So what is all this about? As is being pointed out in the installation instructions, everything that resides outside of Geeklog's 'public_html' directory should not be accessible via a URL. In other words, those files and directories should reside outside of your webroot. This applies to the config.php file, the 'plugins' directory, and everything else that resides there. The so-called "exploit" can only do harm on sites that have those inside the webroot, so that they can be accessed via a URL. And even then those that installed Geeklog that way but password-protected those directories (as explained in the FAQ) are also save.


What the "exploit" does is demonstrating how to include files from a remote location so that they are executed on your Geeklog site (for which it uses files located in the 'plugins' directory). Obviously, this is not a good thing. We've actually already identified and fixed those issues (in CVS) a while ago during our ongoing security and code review for the next Geeklog release.

Fixing your installation

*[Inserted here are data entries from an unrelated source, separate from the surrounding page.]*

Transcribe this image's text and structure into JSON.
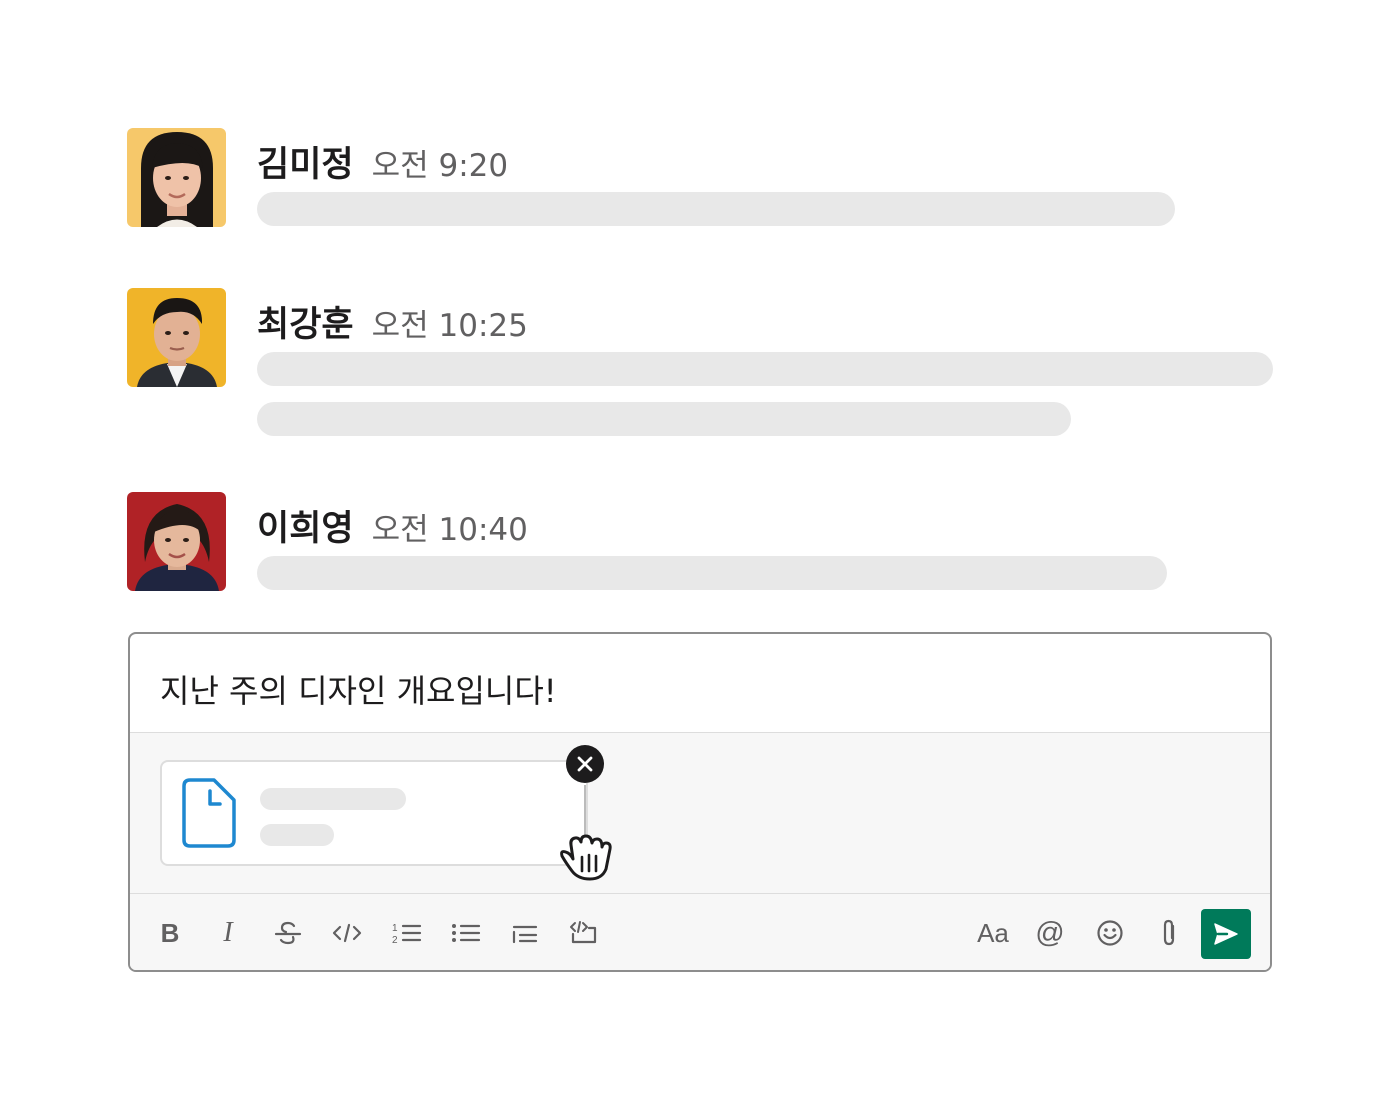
{
  "messages": [
    {
      "name": "김미정",
      "time": "오전 9:20",
      "avatar": "avatar-woman-1",
      "avatar_bg": "#f5c765"
    },
    {
      "name": "최강훈",
      "time": "오전 10:25",
      "avatar": "avatar-man-1",
      "avatar_bg": "#f0b429"
    },
    {
      "name": "이희영",
      "time": "오전 10:40",
      "avatar": "avatar-woman-2",
      "avatar_bg": "#b02226"
    }
  ],
  "composer": {
    "text": "지난 주의 디자인 개요입니다!",
    "attachment": {
      "icon": "document-icon",
      "remove_icon": "close-icon",
      "cursor": "grab-hand-cursor"
    }
  },
  "toolbar": {
    "bold": "B",
    "italic": "I",
    "format_text_label": "Aa",
    "mention_label": "@",
    "icons": [
      "bold-icon",
      "italic-icon",
      "strikethrough-icon",
      "code-icon",
      "ordered-list-icon",
      "bullet-list-icon",
      "blockquote-icon",
      "code-block-icon",
      "format-text-icon",
      "mention-icon",
      "emoji-icon",
      "attach-icon",
      "send-icon"
    ]
  },
  "colors": {
    "send_button": "#007a5a",
    "placeholder_bar": "#e8e8e8",
    "file_icon": "#1e88d0",
    "border": "#8d8d8d"
  }
}
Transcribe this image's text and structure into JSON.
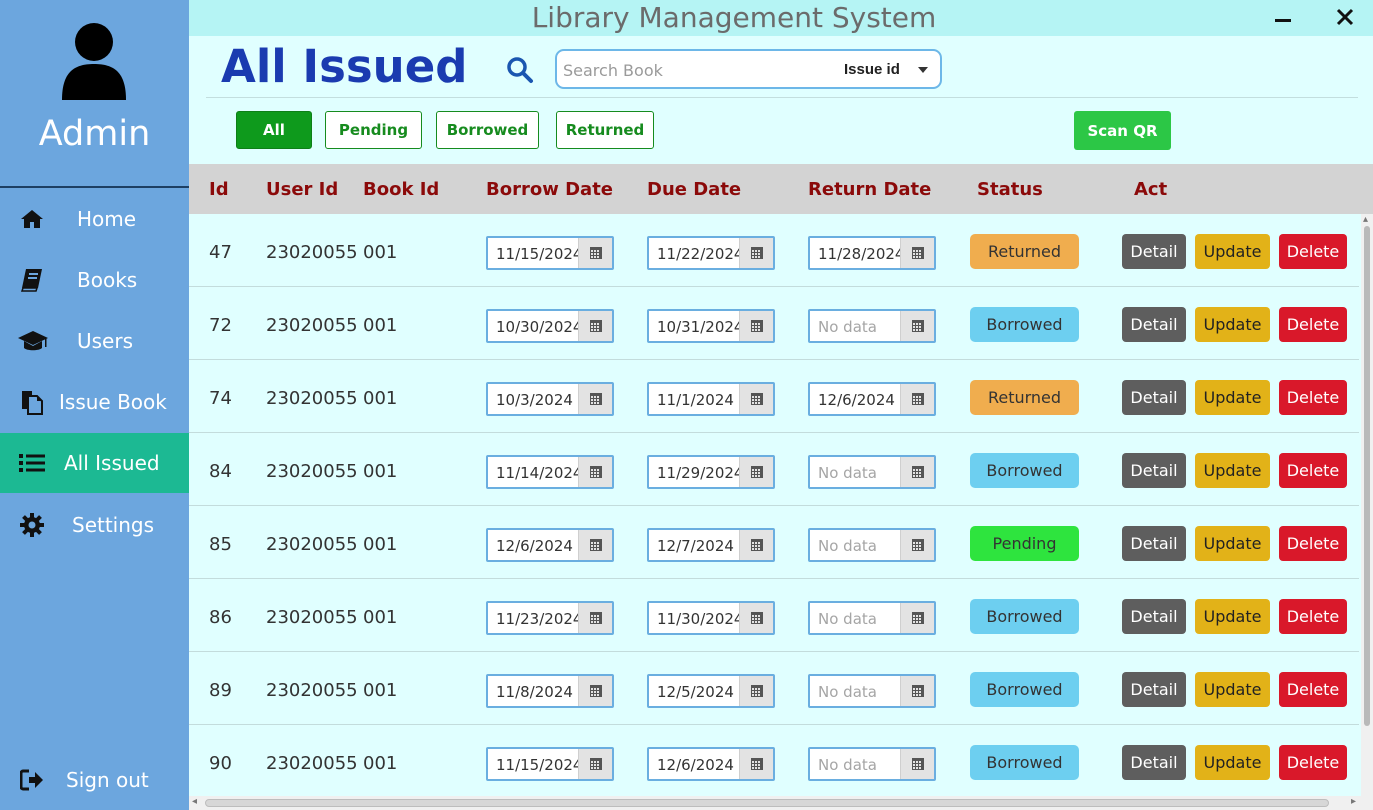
{
  "app_title": "Library Management System",
  "sidebar": {
    "user_name": "Admin",
    "items": [
      {
        "label": "Home",
        "icon": "home-icon"
      },
      {
        "label": "Books",
        "icon": "book-icon"
      },
      {
        "label": "Users",
        "icon": "graduation-cap-icon"
      },
      {
        "label": "Issue Book",
        "icon": "copy-icon"
      },
      {
        "label": "All Issued",
        "icon": "list-icon",
        "active": true
      },
      {
        "label": "Settings",
        "icon": "gear-icon"
      }
    ],
    "signout_label": "Sign out"
  },
  "page_title": "All Issued",
  "search": {
    "placeholder": "Search Book",
    "value": "",
    "filter_selected": "Issue id"
  },
  "filters": [
    "All",
    "Pending",
    "Borrowed",
    "Returned"
  ],
  "active_filter": "All",
  "scan_label": "Scan QR",
  "table": {
    "headers": [
      "Id",
      "User Id",
      "Book Id",
      "Borrow Date",
      "Due Date",
      "Return Date",
      "Status",
      "Act"
    ],
    "no_data_text": "No data",
    "action_labels": {
      "detail": "Detail",
      "update": "Update",
      "delete": "Delete"
    },
    "rows": [
      {
        "id": "47",
        "user_id": "23020055",
        "book_id": "001",
        "borrow_date": "11/15/2024",
        "due_date": "11/22/2024",
        "return_date": "11/28/2024",
        "status": "Returned"
      },
      {
        "id": "72",
        "user_id": "23020055",
        "book_id": "001",
        "borrow_date": "10/30/2024",
        "due_date": "10/31/2024",
        "return_date": "",
        "status": "Borrowed"
      },
      {
        "id": "74",
        "user_id": "23020055",
        "book_id": "001",
        "borrow_date": "10/3/2024",
        "due_date": "11/1/2024",
        "return_date": "12/6/2024",
        "status": "Returned"
      },
      {
        "id": "84",
        "user_id": "23020055",
        "book_id": "001",
        "borrow_date": "11/14/2024",
        "due_date": "11/29/2024",
        "return_date": "",
        "status": "Borrowed"
      },
      {
        "id": "85",
        "user_id": "23020055",
        "book_id": "001",
        "borrow_date": "12/6/2024",
        "due_date": "12/7/2024",
        "return_date": "",
        "status": "Pending"
      },
      {
        "id": "86",
        "user_id": "23020055",
        "book_id": "001",
        "borrow_date": "11/23/2024",
        "due_date": "11/30/2024",
        "return_date": "",
        "status": "Borrowed"
      },
      {
        "id": "89",
        "user_id": "23020055",
        "book_id": "001",
        "borrow_date": "11/8/2024",
        "due_date": "12/5/2024",
        "return_date": "",
        "status": "Borrowed"
      },
      {
        "id": "90",
        "user_id": "23020055",
        "book_id": "001",
        "borrow_date": "11/15/2024",
        "due_date": "12/6/2024",
        "return_date": "",
        "status": "Borrowed"
      }
    ]
  },
  "status_colors": {
    "Returned": "#f0ad4e",
    "Borrowed": "#6dcff0",
    "Pending": "#2ee43e"
  },
  "colors": {
    "sidebar": "#6ca6de",
    "active_nav": "#1cb993",
    "title": "#1a3bb0",
    "header_text": "#8b0a0a"
  }
}
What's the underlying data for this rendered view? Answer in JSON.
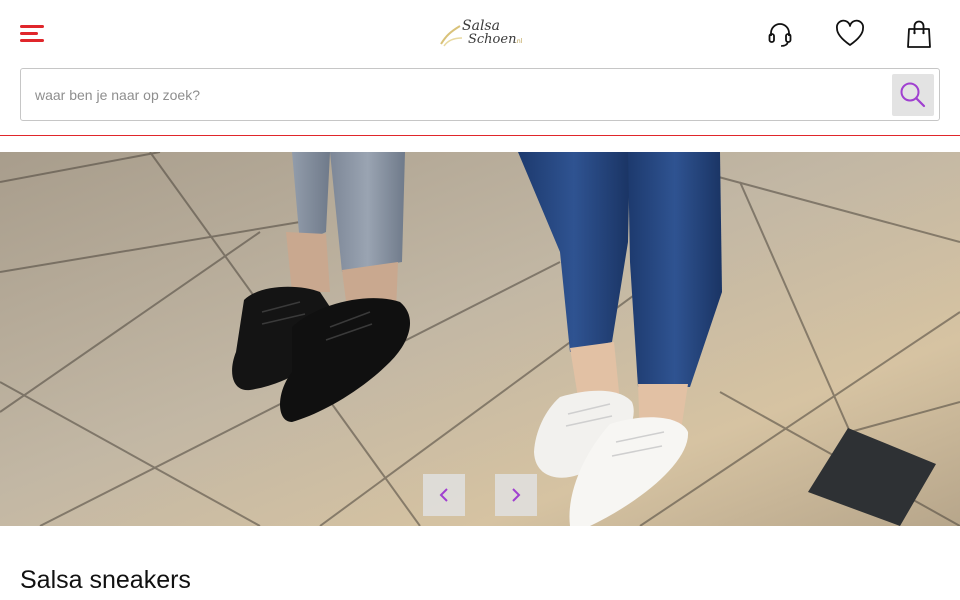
{
  "header": {
    "logo": {
      "line1": "Salsa",
      "line2": "Schoen",
      "suffix": ".nl"
    },
    "icons": [
      "menu-icon",
      "headset-icon",
      "heart-icon",
      "shopping-bag-icon"
    ],
    "accent_color": "#e0262b"
  },
  "search": {
    "placeholder": "waar ben je naar op zoek?",
    "value": "",
    "icon": "search-icon",
    "icon_color": "#a040d0"
  },
  "hero": {
    "image_description_icon": "hero-image",
    "prev_icon": "chevron-left-icon",
    "next_icon": "chevron-right-icon",
    "arrow_color": "#a040d0"
  },
  "main": {
    "title": "Salsa sneakers"
  }
}
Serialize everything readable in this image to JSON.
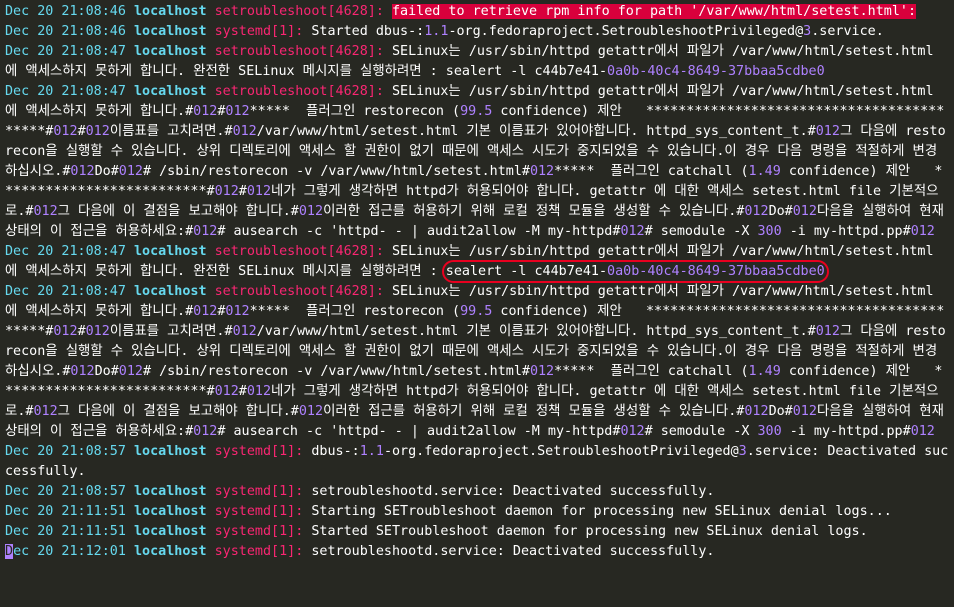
{
  "lines": [
    [
      {
        "t": "Dec 20 21:08:46 ",
        "c": "ts"
      },
      {
        "t": "localhost ",
        "c": "host"
      },
      {
        "t": "setroubleshoot[4628]:",
        "c": "proc"
      },
      {
        "t": " "
      },
      {
        "t": "failed to retrieve rpm info for path '/var/www/html/setest.html':",
        "c": "err"
      }
    ],
    [
      {
        "t": "Dec 20 21:08:46 ",
        "c": "ts"
      },
      {
        "t": "localhost ",
        "c": "host"
      },
      {
        "t": "systemd[1]:",
        "c": "proc"
      },
      {
        "t": " Started dbus-:"
      },
      {
        "t": "1.1",
        "c": "num"
      },
      {
        "t": "-org.fedoraproject.SetroubleshootPrivileged@"
      },
      {
        "t": "3",
        "c": "num"
      },
      {
        "t": ".service."
      }
    ],
    [
      {
        "t": "Dec 20 21:08:47 ",
        "c": "ts"
      },
      {
        "t": "localhost ",
        "c": "host"
      },
      {
        "t": "setroubleshoot[4628]:",
        "c": "proc"
      },
      {
        "t": " SELinux는 /usr/sbin/httpd getattr에서 파일가 /var/www/html/setest.html 에 액세스하지 못하게 합니다. 완전한 SELinux 메시지를 실행하려면 : sealert -l c44b7e41-"
      },
      {
        "t": "0a0b-40c4-8649-37bbaa5cdbe0",
        "c": "num"
      }
    ],
    [
      {
        "t": "Dec 20 21:08:47 ",
        "c": "ts"
      },
      {
        "t": "localhost ",
        "c": "host"
      },
      {
        "t": "setroubleshoot[4628]:",
        "c": "proc"
      },
      {
        "t": " SELinux는 /usr/sbin/httpd getattr에서 파일가 /var/www/html/setest.html 에 액세스하지 못하게 합니다.#"
      },
      {
        "t": "012",
        "c": "num"
      },
      {
        "t": "#"
      },
      {
        "t": "012",
        "c": "num"
      },
      {
        "t": "*****  플러그인 restorecon ("
      },
      {
        "t": "99.5",
        "c": "num"
      },
      {
        "t": " confidence) 제안   ******************************************#"
      },
      {
        "t": "012",
        "c": "num"
      },
      {
        "t": "#"
      },
      {
        "t": "012",
        "c": "num"
      },
      {
        "t": "이름표를 고치려면.#"
      },
      {
        "t": "012",
        "c": "num"
      },
      {
        "t": "/var/www/html/setest.html 기본 이름표가 있어야합니다. httpd_sys_content_t.#"
      },
      {
        "t": "012",
        "c": "num"
      },
      {
        "t": "그 다음에 restorecon을 실행할 수 있습니다. 상위 디렉토리에 액세스 할 권한이 없기 때문에 액세스 시도가 중지되었을 수 있습니다.이 경우 다음 명령을 적절하게 변경하십시오.#"
      },
      {
        "t": "012",
        "c": "num"
      },
      {
        "t": "Do#"
      },
      {
        "t": "012",
        "c": "num"
      },
      {
        "t": "# /sbin/restorecon -v /var/www/html/setest.html#"
      },
      {
        "t": "012",
        "c": "num"
      },
      {
        "t": "*****  플러그인 catchall ("
      },
      {
        "t": "1.49",
        "c": "num"
      },
      {
        "t": " confidence) 제안   **************************#"
      },
      {
        "t": "012",
        "c": "num"
      },
      {
        "t": "#"
      },
      {
        "t": "012",
        "c": "num"
      },
      {
        "t": "네가 그렇게 생각하면 httpd가 허용되어야 합니다. getattr 에 대한 액세스 setest.html file 기본적으로.#"
      },
      {
        "t": "012",
        "c": "num"
      },
      {
        "t": "그 다음에 이 결점을 보고해야 합니다.#"
      },
      {
        "t": "012",
        "c": "num"
      },
      {
        "t": "이러한 접근를 허용하기 위해 로컬 정책 모듈을 생성할 수 있습니다.#"
      },
      {
        "t": "012",
        "c": "num"
      },
      {
        "t": "Do#"
      },
      {
        "t": "012",
        "c": "num"
      },
      {
        "t": "다음을 실행하여 현재상태의 이 접근을 허용하세요:#"
      },
      {
        "t": "012",
        "c": "num"
      },
      {
        "t": "# ausearch -c 'httpd- - | audit2allow -M my-httpd#"
      },
      {
        "t": "012",
        "c": "num"
      },
      {
        "t": "# semodule -X "
      },
      {
        "t": "300",
        "c": "num"
      },
      {
        "t": " -i my-httpd.pp#"
      },
      {
        "t": "012",
        "c": "num"
      }
    ],
    [
      {
        "t": "Dec 20 21:08:47 ",
        "c": "ts"
      },
      {
        "t": "localhost ",
        "c": "host"
      },
      {
        "t": "setroubleshoot[4628]:",
        "c": "proc"
      },
      {
        "t": " SELinux는 /usr/sbin/httpd getattr에서 파일가 /var/www/html/setest.html 에 액세스하지 못하게 합니다. 완전한 SELinux 메시지를 실행하려면 : "
      },
      {
        "t": "sealert -l c44b7e41-",
        "c": "circ"
      },
      {
        "t": "0a0b-40c4-8649-37bbaa5cdbe0",
        "c": "circnum"
      }
    ],
    [
      {
        "t": "Dec 20 21:08:47 ",
        "c": "ts"
      },
      {
        "t": "localhost ",
        "c": "host"
      },
      {
        "t": "setroubleshoot[4628]:",
        "c": "proc"
      },
      {
        "t": " SELinux는 /usr/sbin/httpd getattr에서 파일가 /var/www/html/setest.html 에 액세스하지 못하게 합니다.#"
      },
      {
        "t": "012",
        "c": "num"
      },
      {
        "t": "#"
      },
      {
        "t": "012",
        "c": "num"
      },
      {
        "t": "*****  플러그인 restorecon ("
      },
      {
        "t": "99.5",
        "c": "num"
      },
      {
        "t": " confidence) 제안   ******************************************#"
      },
      {
        "t": "012",
        "c": "num"
      },
      {
        "t": "#"
      },
      {
        "t": "012",
        "c": "num"
      },
      {
        "t": "이름표를 고치려면.#"
      },
      {
        "t": "012",
        "c": "num"
      },
      {
        "t": "/var/www/html/setest.html 기본 이름표가 있어야합니다. httpd_sys_content_t.#"
      },
      {
        "t": "012",
        "c": "num"
      },
      {
        "t": "그 다음에 restorecon을 실행할 수 있습니다. 상위 디렉토리에 액세스 할 권한이 없기 때문에 액세스 시도가 중지되었을 수 있습니다.이 경우 다음 명령을 적절하게 변경하십시오.#"
      },
      {
        "t": "012",
        "c": "num"
      },
      {
        "t": "Do#"
      },
      {
        "t": "012",
        "c": "num"
      },
      {
        "t": "# /sbin/restorecon -v /var/www/html/setest.html#"
      },
      {
        "t": "012",
        "c": "num"
      },
      {
        "t": "*****  플러그인 catchall ("
      },
      {
        "t": "1.49",
        "c": "num"
      },
      {
        "t": " confidence) 제안   **************************#"
      },
      {
        "t": "012",
        "c": "num"
      },
      {
        "t": "#"
      },
      {
        "t": "012",
        "c": "num"
      },
      {
        "t": "네가 그렇게 생각하면 httpd가 허용되어야 합니다. getattr 에 대한 액세스 setest.html file 기본적으로.#"
      },
      {
        "t": "012",
        "c": "num"
      },
      {
        "t": "그 다음에 이 결점을 보고해야 합니다.#"
      },
      {
        "t": "012",
        "c": "num"
      },
      {
        "t": "이러한 접근를 허용하기 위해 로컬 정책 모듈을 생성할 수 있습니다.#"
      },
      {
        "t": "012",
        "c": "num"
      },
      {
        "t": "Do#"
      },
      {
        "t": "012",
        "c": "num"
      },
      {
        "t": "다음을 실행하여 현재상태의 이 접근을 허용하세요:#"
      },
      {
        "t": "012",
        "c": "num"
      },
      {
        "t": "# ausearch -c 'httpd- - | audit2allow -M my-httpd#"
      },
      {
        "t": "012",
        "c": "num"
      },
      {
        "t": "# semodule -X "
      },
      {
        "t": "300",
        "c": "num"
      },
      {
        "t": " -i my-httpd.pp#"
      },
      {
        "t": "012",
        "c": "num"
      }
    ],
    [
      {
        "t": "Dec 20 21:08:57 ",
        "c": "ts"
      },
      {
        "t": "localhost ",
        "c": "host"
      },
      {
        "t": "systemd[1]:",
        "c": "proc"
      },
      {
        "t": " dbus-:"
      },
      {
        "t": "1.1",
        "c": "num"
      },
      {
        "t": "-org.fedoraproject.SetroubleshootPrivileged@"
      },
      {
        "t": "3",
        "c": "num"
      },
      {
        "t": ".service: Deactivated successfully."
      }
    ],
    [
      {
        "t": "Dec 20 21:08:57 ",
        "c": "ts"
      },
      {
        "t": "localhost ",
        "c": "host"
      },
      {
        "t": "systemd[1]:",
        "c": "proc"
      },
      {
        "t": " setroubleshootd.service: Deactivated successfully."
      }
    ],
    [
      {
        "t": "Dec 20 21:11:51 ",
        "c": "ts"
      },
      {
        "t": "localhost ",
        "c": "host"
      },
      {
        "t": "systemd[1]:",
        "c": "proc"
      },
      {
        "t": " Starting SETroubleshoot daemon for processing new SELinux denial logs..."
      }
    ],
    [
      {
        "t": "Dec 20 21:11:51 ",
        "c": "ts"
      },
      {
        "t": "localhost ",
        "c": "host"
      },
      {
        "t": "systemd[1]:",
        "c": "proc"
      },
      {
        "t": " Started SETroubleshoot daemon for processing new SELinux denial logs."
      }
    ],
    [
      {
        "t": "D",
        "c": "cursor"
      },
      {
        "t": "ec 20 21:12:01 ",
        "c": "ts"
      },
      {
        "t": "localhost ",
        "c": "host"
      },
      {
        "t": "systemd[1]:",
        "c": "proc"
      },
      {
        "t": " setroubleshootd.service: Deactivated successfully."
      }
    ]
  ],
  "colors": {
    "background": "#272822",
    "timestamp": "#66d9ef",
    "process": "#f92672",
    "number": "#ae81ff",
    "error_bg": "#d9003c",
    "annotation": "#e8001f"
  }
}
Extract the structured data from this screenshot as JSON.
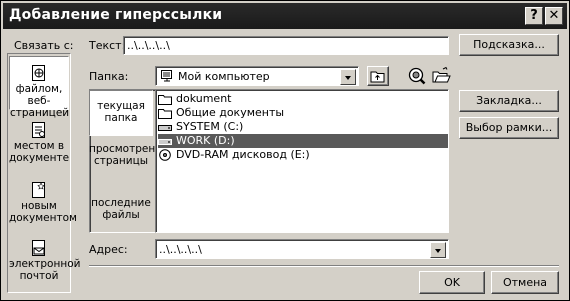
{
  "window": {
    "title": "Добавление гиперссылки",
    "help_label": "?",
    "close_label": "✕"
  },
  "link_to": {
    "label": "Связать с:",
    "items": [
      {
        "label": "файлом, веб-страницей",
        "icon": "globe-page-icon"
      },
      {
        "label": "местом в документе",
        "icon": "document-place-icon"
      },
      {
        "label": "новым документом",
        "icon": "new-document-icon"
      },
      {
        "label": "электронной почтой",
        "icon": "email-icon"
      }
    ]
  },
  "text_field": {
    "label": "Текст:",
    "value": "..\\..\\..\\..\\"
  },
  "folder": {
    "label": "Папка:",
    "value": "Мой компьютер"
  },
  "nav": {
    "items": [
      {
        "label": "текущая папка"
      },
      {
        "label": "просмотренные страницы"
      },
      {
        "label": "последние файлы"
      }
    ]
  },
  "files": [
    {
      "name": "dokument",
      "icon": "folder-icon"
    },
    {
      "name": "Общие документы",
      "icon": "folder-icon"
    },
    {
      "name": "SYSTEM (C:)",
      "icon": "drive-icon"
    },
    {
      "name": "WORK (D:)",
      "icon": "drive-icon"
    },
    {
      "name": "DVD-RAM дисковод (E:)",
      "icon": "dvd-drive-icon"
    }
  ],
  "address": {
    "label": "Адрес:",
    "value": "..\\..\\..\\..\\"
  },
  "buttons": {
    "hint": "Подсказка...",
    "bookmark": "Закладка...",
    "frame": "Выбор рамки...",
    "ok": "OK",
    "cancel": "Отмена"
  }
}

So what can you do when your site is installed such that it would be vulnerable? The obvious solution would be to password-protect all the sensitive directories (all the directories that reside outside of 'public_html'), as explained in the FAQ (see above).

If you can't use password protection, then now would be a good time to fix your installation. Either re-install Geeklog properly or, at the very least, move those directories outside of your webroot. As explained in the installation instructions, you can separate the public and the non-public portions of Geeklog and have them in two independent locations (that only requires a few adjustments to the path settings in the config files).

Tips and Tricks

Depending on how hard your site is being hit with those fruitless attempts, it may make sense to add a few rules to your .htaccess file to block them and ease the server's load somewhat:

Redirect 403 /plugins

Even if you don't have a 'plugins' directory in your webroot, any request to it will cause a 404 error and if you're using Geeklog's 404.php, that would even create a session for the attacker and put load on the database server. So giving them a 403 ("Access denied") message would create less load.

Since we're dealing with people who don't know what they're doing, you may even see completely non-sensical requests like for '/index.php/plugins' and things like that - add .htaccess rules for those as necessary. And if you don't care about people who may try to search your site for "_CONF", you could also block all requests that contain that string:

RewriteEngine On
RewriteRule .* - [L,F]

We will probably be seeing these sorts of requests for a long time ...